American Airlines to ground marketing plans for homosexuals
DALLAS (BP)-- After a year-long campaign to dissuade American Airlines from its aggressive support of homosexual organizations and activities, pro-family leaders announced March 23 the airline would back off its pro-homosexual marketing strategy.
Southern Baptist Convention Ethics & Religious Liberty Commission President Richard Land, who worked with other evangelical groups in pressuring American Airlines President Robert Crandall to modify his company's marketing strategy, commended the airline for their responsiveness to the group's concerns.
Pro-family groups charged the air carrier with traveling "a family unfriendly path" in February 1997, citing the company's sponsorship of homosexual "pride" events, its financial support of homosexual advocacy groups and its "aggressive pursuit of the gay travel market."

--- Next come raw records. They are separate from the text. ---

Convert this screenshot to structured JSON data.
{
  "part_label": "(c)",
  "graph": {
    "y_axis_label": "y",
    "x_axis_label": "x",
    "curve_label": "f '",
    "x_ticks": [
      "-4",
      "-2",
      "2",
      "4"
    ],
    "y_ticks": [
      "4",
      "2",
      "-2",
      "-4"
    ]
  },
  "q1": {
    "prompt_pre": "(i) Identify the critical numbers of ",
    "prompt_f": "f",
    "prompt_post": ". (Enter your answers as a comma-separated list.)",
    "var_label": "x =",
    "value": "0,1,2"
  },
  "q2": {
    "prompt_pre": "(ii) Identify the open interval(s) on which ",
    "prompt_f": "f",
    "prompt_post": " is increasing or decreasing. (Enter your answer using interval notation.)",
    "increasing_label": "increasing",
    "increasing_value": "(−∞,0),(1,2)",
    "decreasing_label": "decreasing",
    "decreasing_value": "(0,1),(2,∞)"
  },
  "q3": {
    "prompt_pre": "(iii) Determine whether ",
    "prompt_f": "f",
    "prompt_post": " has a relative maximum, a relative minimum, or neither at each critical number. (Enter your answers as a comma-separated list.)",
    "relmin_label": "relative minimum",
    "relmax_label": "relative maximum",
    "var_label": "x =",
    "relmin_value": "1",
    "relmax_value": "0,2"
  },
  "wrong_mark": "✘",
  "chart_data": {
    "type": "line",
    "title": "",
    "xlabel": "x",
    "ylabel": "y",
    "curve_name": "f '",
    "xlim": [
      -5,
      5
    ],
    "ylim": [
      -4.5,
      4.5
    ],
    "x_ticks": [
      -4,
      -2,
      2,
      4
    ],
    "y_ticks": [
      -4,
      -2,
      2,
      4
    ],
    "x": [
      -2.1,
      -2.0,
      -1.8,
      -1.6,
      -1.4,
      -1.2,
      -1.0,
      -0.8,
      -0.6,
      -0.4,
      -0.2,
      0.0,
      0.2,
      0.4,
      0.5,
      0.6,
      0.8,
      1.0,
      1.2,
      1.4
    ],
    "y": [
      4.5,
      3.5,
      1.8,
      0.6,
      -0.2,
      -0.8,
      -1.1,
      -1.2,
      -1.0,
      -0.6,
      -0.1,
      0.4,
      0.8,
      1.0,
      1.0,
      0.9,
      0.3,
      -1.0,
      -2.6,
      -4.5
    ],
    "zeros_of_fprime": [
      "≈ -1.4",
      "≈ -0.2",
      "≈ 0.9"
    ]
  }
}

Crandall agreed to halt American's sponsorship of homosexual parties and refrain from targeting and promoting the homosexual travel market and to instead maintain a position of neutrality. The airline currently advertises discount fares for "domestic partners" and for "gay cruise partners."
American Airlines officials agreed to:
-- promote itself to every customer constituency as an outstanding air carrier, while maintaining a strictly neutral stance with respect to lifestyle;
-- refrain from open advocacy or endorsement of organizations with active political agendas;
-- advertise and promote its service in those media it deems appropriate.
Both sides in the dispute acknowledge that the company may continue to advertise in a generic way in publications which cater to the homosexual community.
In remarks on the SBC ethics agency's national radio program, "For Faith & Family," Land said The Disney Company -- the target of economic action from several organizations including Southern Baptists -- could take a lesson from the air carrier. "If the Disney corporation had responded to our concerns with them early on as American Airlines did, there probably would not have been a call to boycott." He said boycotts are always "a measure of last resort."
In a Feb. 18, 1997, letter to Crandall, Land joined executives from the Family Research Council, Concerned Women for America, American Family Association, Coral Ridge Ministries and Focus on the Family in criticizing "American's support for homosexual activism."
The letter warned the company's embrace of a homosexual activist marketing strategy would damage its customer base: "Corporate acceptance of the gay rights agenda would also alienate millions of American's customers who are pro-family. Most people with traditional values do not adopt the tactics of disruption that the gay militants use, but they do vote with their pocketbooks."
Reacting to the letter last year, the Gay & Lesbian Alliance Against Defamation called the SBC agency and other evangelical groups "radical religious hate groups" seeking to "ground" American Airlines and urged its patrons to write the airlines and "let them know you support their work with the lesbian, gay, bisexual and transgender community."
While taking aim at "the extension of undue privileges" stemming from pressure from a militant ideological agenda, the company's critics said homosexual employees should not be denied "any (personnel) benefits rightly due" them.
And Land emphasized concerns about American's support and sponsorship of homosexual events was separate from the company's right to sell tickets to whomever it pleased.
"I would protest if American or any airline stopped selling tickets to homosexuals," Land said. "That would be discrimination. Homosexuals have a right to fly just like anybody else."